Items from an interface collection:
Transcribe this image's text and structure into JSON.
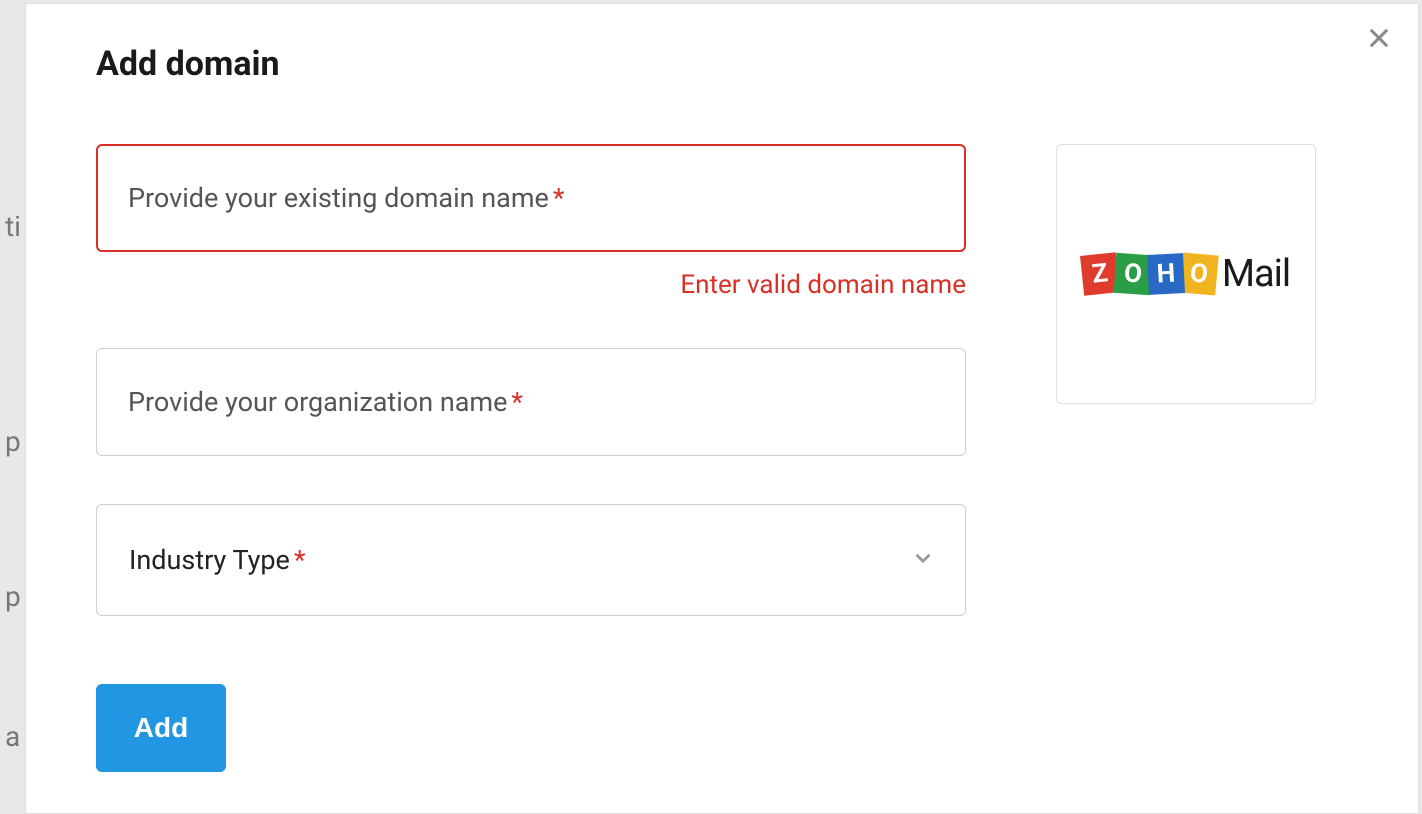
{
  "modal": {
    "title": "Add domain"
  },
  "form": {
    "domain": {
      "placeholder": "Provide your existing domain name",
      "error": "Enter valid domain name",
      "required_marker": "*"
    },
    "organization": {
      "placeholder": "Provide your organization name",
      "required_marker": "*"
    },
    "industry": {
      "label": "Industry Type",
      "required_marker": "*"
    },
    "submit_label": "Add"
  },
  "logo": {
    "letters": [
      "Z",
      "O",
      "H",
      "O"
    ],
    "suffix": "Mail"
  },
  "behind": {
    "t1": "ti",
    "t2": "p",
    "t3": "p",
    "t4": "a"
  }
}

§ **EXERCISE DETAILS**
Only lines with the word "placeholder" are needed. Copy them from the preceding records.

§ **WRITTEN SOLUTION**
      "placeholder": "Provide your existing domain name",
      "placeholder": "Provide your organization name",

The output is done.